**Activity:**
Repeat every entry exactly. Leave nothing out.
*** Opening Data ***
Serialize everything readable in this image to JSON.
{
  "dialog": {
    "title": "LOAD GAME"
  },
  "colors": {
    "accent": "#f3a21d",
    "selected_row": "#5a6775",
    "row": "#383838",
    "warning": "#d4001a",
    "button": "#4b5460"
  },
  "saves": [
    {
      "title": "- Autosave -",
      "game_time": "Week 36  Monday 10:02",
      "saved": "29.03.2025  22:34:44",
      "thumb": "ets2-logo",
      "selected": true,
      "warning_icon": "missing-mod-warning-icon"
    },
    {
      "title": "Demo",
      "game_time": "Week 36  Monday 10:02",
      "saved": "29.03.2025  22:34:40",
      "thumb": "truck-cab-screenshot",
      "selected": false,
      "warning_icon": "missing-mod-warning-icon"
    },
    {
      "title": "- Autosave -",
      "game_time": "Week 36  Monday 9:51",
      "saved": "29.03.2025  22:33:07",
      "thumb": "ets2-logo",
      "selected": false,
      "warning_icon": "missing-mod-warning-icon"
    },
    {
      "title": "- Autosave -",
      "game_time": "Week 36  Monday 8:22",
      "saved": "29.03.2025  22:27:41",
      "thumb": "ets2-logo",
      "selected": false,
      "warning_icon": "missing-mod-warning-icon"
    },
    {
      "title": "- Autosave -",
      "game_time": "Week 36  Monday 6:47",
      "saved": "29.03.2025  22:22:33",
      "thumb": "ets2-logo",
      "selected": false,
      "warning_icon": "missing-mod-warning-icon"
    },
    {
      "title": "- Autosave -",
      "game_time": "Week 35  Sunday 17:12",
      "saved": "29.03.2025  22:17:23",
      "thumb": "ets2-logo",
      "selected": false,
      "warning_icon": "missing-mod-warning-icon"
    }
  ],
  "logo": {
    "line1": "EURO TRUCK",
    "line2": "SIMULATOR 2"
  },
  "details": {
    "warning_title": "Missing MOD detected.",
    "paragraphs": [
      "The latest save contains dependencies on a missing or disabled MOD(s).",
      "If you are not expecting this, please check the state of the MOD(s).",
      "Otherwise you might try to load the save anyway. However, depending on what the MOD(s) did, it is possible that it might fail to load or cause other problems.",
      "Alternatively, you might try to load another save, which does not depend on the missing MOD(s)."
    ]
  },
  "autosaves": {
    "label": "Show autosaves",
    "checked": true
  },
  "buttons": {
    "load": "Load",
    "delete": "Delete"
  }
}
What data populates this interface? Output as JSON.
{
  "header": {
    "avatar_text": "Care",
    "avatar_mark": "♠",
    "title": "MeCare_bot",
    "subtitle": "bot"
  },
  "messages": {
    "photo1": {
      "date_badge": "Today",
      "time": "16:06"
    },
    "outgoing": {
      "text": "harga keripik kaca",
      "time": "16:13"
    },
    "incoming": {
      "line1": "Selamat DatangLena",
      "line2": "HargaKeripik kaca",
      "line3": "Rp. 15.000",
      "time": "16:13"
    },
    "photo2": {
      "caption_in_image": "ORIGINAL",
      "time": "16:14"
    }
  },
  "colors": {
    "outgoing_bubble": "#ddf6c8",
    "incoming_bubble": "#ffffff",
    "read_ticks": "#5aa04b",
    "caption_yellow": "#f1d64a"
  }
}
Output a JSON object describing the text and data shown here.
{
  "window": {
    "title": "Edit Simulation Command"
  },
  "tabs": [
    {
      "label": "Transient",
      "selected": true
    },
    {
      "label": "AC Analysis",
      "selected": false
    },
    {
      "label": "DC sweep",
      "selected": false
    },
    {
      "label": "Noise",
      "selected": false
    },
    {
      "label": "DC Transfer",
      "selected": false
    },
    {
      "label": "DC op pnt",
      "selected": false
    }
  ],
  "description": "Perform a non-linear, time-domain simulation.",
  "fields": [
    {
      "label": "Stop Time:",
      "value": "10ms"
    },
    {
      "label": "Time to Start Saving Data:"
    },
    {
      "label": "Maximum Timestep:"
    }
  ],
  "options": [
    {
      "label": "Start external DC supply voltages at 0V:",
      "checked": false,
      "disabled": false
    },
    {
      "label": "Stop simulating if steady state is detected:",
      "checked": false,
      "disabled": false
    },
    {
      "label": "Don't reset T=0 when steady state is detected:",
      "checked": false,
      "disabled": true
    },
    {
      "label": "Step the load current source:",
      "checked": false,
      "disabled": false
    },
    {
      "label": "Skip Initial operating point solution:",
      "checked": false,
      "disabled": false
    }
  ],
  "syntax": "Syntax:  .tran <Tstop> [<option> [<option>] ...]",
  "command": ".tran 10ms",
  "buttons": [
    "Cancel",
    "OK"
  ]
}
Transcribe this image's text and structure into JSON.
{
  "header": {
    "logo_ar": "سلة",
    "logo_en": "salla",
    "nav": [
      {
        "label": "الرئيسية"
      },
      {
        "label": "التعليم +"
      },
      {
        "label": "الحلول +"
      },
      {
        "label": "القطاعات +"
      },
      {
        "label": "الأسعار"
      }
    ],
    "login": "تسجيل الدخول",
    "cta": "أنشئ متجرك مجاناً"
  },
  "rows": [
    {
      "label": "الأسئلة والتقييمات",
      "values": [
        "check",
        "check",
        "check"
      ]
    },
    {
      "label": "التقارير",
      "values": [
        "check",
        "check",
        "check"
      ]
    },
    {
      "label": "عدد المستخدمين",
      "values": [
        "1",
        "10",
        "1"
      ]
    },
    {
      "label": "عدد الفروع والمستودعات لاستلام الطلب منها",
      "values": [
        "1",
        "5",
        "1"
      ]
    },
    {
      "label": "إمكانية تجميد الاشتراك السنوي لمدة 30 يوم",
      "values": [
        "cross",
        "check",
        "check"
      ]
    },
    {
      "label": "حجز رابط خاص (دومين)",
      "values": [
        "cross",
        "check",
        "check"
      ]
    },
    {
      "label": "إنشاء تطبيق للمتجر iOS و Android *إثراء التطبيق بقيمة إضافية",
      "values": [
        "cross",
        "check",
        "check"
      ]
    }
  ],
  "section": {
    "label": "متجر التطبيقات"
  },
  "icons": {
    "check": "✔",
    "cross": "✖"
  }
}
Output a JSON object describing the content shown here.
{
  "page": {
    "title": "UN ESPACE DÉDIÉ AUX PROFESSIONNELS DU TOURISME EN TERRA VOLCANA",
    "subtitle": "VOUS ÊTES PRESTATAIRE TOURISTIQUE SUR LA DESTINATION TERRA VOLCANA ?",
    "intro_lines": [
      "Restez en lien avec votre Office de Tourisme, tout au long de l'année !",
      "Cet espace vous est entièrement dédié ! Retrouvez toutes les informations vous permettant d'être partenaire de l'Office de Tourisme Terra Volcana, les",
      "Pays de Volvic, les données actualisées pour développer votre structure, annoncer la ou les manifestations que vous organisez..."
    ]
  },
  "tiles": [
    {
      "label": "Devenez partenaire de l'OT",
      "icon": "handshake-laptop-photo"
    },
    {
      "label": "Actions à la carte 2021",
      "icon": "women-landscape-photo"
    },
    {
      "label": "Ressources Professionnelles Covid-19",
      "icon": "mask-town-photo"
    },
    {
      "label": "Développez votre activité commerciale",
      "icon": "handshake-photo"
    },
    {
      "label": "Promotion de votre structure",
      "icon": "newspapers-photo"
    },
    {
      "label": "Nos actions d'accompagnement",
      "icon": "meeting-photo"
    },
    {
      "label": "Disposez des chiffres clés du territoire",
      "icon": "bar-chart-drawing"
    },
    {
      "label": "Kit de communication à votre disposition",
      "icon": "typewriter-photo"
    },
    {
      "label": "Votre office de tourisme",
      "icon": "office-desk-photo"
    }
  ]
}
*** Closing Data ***
**Response to the task:**
Serialize everything readable in this image to JSON.
{
  "dialog": {
    "title": "LOAD GAME"
  },
  "colors": {
    "accent": "#f3a21d",
    "selected_row": "#5a6775",
    "row": "#383838",
    "warning": "#d4001a",
    "button": "#4b5460"
  },
  "saves": [
    {
      "title": "- Autosave -",
      "game_time": "Week 36  Monday 10:02",
      "saved": "29.03.2025  22:34:44",
      "thumb": "ets2-logo",
      "selected": true,
      "warning_icon": "missing-mod-warning-icon"
    },
    {
      "title": "Demo",
      "game_time": "Week 36  Monday 10:02",
      "saved": "29.03.2025  22:34:40",
      "thumb": "truck-cab-screenshot",
      "selected": false,
      "warning_icon": "missing-mod-warning-icon"
    },
    {
      "title": "- Autosave -",
      "game_time": "Week 36  Monday 9:51",
      "saved": "29.03.2025  22:33:07",
      "thumb": "ets2-logo",
      "selected": false,
      "warning_icon": "missing-mod-warning-icon"
    },
    {
      "title": "- Autosave -",
      "game_time": "Week 36  Monday 8:22",
      "saved": "29.03.2025  22:27:41",
      "thumb": "ets2-logo",
      "selected": false,
      "warning_icon": "missing-mod-warning-icon"
    },
    {
      "title": "- Autosave -",
      "game_time": "Week 36  Monday 6:47",
      "saved": "29.03.2025  22:22:33",
      "thumb": "ets2-logo",
      "selected": false,
      "warning_icon": "missing-mod-warning-icon"
    },
    {
      "title": "- Autosave -",
      "game_time": "Week 35  Sunday 17:12",
      "saved": "29.03.2025  22:17:23",
      "thumb": "ets2-logo",
      "selected": false,
      "warning_icon": "missing-mod-warning-icon"
    }
  ],
  "logo": {
    "line1": "EURO TRUCK",
    "line2": "SIMULATOR 2"
  },
  "details": {
    "warning_title": "Missing MOD detected.",
    "paragraphs": [
      "The latest save contains dependencies on a missing or disabled MOD(s).",
      "If you are not expecting this, please check the state of the MOD(s).",
      "Otherwise you might try to load the save anyway. However, depending on what the MOD(s) did, it is possible that it might fail to load or cause other problems.",
      "Alternatively, you might try to load another save, which does not depend on the missing MOD(s)."
    ]
  },
  "autosaves": {
    "label": "Show autosaves",
    "checked": true
  },
  "buttons": {
    "load": "Load",
    "delete": "Delete"
  }
}
What data populates this interface? Output as JSON.
{
  "header": {
    "avatar_text": "Care",
    "avatar_mark": "♠",
    "title": "MeCare_bot",
    "subtitle": "bot"
  },
  "messages": {
    "photo1": {
      "date_badge": "Today",
      "time": "16:06"
    },
    "outgoing": {
      "text": "harga keripik kaca",
      "time": "16:13"
    },
    "incoming": {
      "line1": "Selamat DatangLena",
      "line2": "HargaKeripik kaca",
      "line3": "Rp. 15.000",
      "time": "16:13"
    },
    "photo2": {
      "caption_in_image": "ORIGINAL",
      "time": "16:14"
    }
  },
  "colors": {
    "outgoing_bubble": "#ddf6c8",
    "incoming_bubble": "#ffffff",
    "read_ticks": "#5aa04b",
    "caption_yellow": "#f1d64a"
  }
}
Output a JSON object describing the text and data shown here.
{
  "window": {
    "title": "Edit Simulation Command"
  },
  "tabs": [
    {
      "label": "Transient",
      "selected": true
    },
    {
      "label": "AC Analysis",
      "selected": false
    },
    {
      "label": "DC sweep",
      "selected": false
    },
    {
      "label": "Noise",
      "selected": false
    },
    {
      "label": "DC Transfer",
      "selected": false
    },
    {
      "label": "DC op pnt",
      "selected": false
    }
  ],
  "description": "Perform a non-linear, time-domain simulation.",
  "fields": [
    {
      "label": "Stop Time:",
      "value": "10ms"
    },
    {
      "label": "Time to Start Saving Data:"
    },
    {
      "label": "Maximum Timestep:"
    }
  ],
  "options": [
    {
      "label": "Start external DC supply voltages at 0V:",
      "checked": false,
      "disabled": false
    },
    {
      "label": "Stop simulating if steady state is detected:",
      "checked": false,
      "disabled": false
    },
    {
      "label": "Don't reset T=0 when steady state is detected:",
      "checked": false,
      "disabled": true
    },
    {
      "label": "Step the load current source:",
      "checked": false,
      "disabled": false
    },
    {
      "label": "Skip Initial operating point solution:",
      "checked": false,
      "disabled": false
    }
  ],
  "syntax": "Syntax:  .tran <Tstop> [<option> [<option>] ...]",
  "command": ".tran 10ms",
  "buttons": [
    "Cancel",
    "OK"
  ]
}
Transcribe this image's text and structure into JSON.
{
  "header": {
    "logo_ar": "سلة",
    "logo_en": "salla",
    "nav": [
      {
        "label": "الرئيسية"
      },
      {
        "label": "التعليم +"
      },
      {
        "label": "الحلول +"
      },
      {
        "label": "القطاعات +"
      },
      {
        "label": "الأسعار"
      }
    ],
    "login": "تسجيل الدخول",
    "cta": "أنشئ متجرك مجاناً"
  },
  "rows": [
    {
      "label": "الأسئلة والتقييمات",
      "values": [
        "check",
        "check",
        "check"
      ]
    },
    {
      "label": "التقارير",
      "values": [
        "check",
        "check",
        "check"
      ]
    },
    {
      "label": "عدد المستخدمين",
      "values": [
        "1",
        "10",
        "1"
      ]
    },
    {
      "label": "عدد الفروع والمستودعات لاستلام الطلب منها",
      "values": [
        "1",
        "5",
        "1"
      ]
    },
    {
      "label": "إمكانية تجميد الاشتراك السنوي لمدة 30 يوم",
      "values": [
        "cross",
        "check",
        "check"
      ]
    },
    {
      "label": "حجز رابط خاص (دومين)",
      "values": [
        "cross",
        "check",
        "check"
      ]
    },
    {
      "label": "إنشاء تطبيق للمتجر iOS و Android *إثراء التطبيق بقيمة إضافية",
      "values": [
        "cross",
        "check",
        "check"
      ]
    }
  ],
  "section": {
    "label": "متجر التطبيقات"
  },
  "icons": {
    "check": "✔",
    "cross": "✖"
  }
}
Output a JSON object describing the content shown here.
{
  "page": {
    "title": "UN ESPACE DÉDIÉ AUX PROFESSIONNELS DU TOURISME EN TERRA VOLCANA",
    "subtitle": "VOUS ÊTES PRESTATAIRE TOURISTIQUE SUR LA DESTINATION TERRA VOLCANA ?",
    "intro_lines": [
      "Restez en lien avec votre Office de Tourisme, tout au long de l'année !",
      "Cet espace vous est entièrement dédié ! Retrouvez toutes les informations vous permettant d'être partenaire de l'Office de Tourisme Terra Volcana, les",
      "Pays de Volvic, les données actualisées pour développer votre structure, annoncer la ou les manifestations que vous organisez..."
    ]
  },
  "tiles": [
    {
      "label": "Devenez partenaire de l'OT",
      "icon": "handshake-laptop-photo"
    },
    {
      "label": "Actions à la carte 2021",
      "icon": "women-landscape-photo"
    },
    {
      "label": "Ressources Professionnelles Covid-19",
      "icon": "mask-town-photo"
    },
    {
      "label": "Développez votre activité commerciale",
      "icon": "handshake-photo"
    },
    {
      "label": "Promotion de votre structure",
      "icon": "newspapers-photo"
    },
    {
      "label": "Nos actions d'accompagnement",
      "icon": "meeting-photo"
    },
    {
      "label": "Disposez des chiffres clés du territoire",
      "icon": "bar-chart-drawing"
    },
    {
      "label": "Kit de communication à votre disposition",
      "icon": "typewriter-photo"
    },
    {
      "label": "Votre office de tourisme",
      "icon": "office-desk-photo"
    }
  ]
}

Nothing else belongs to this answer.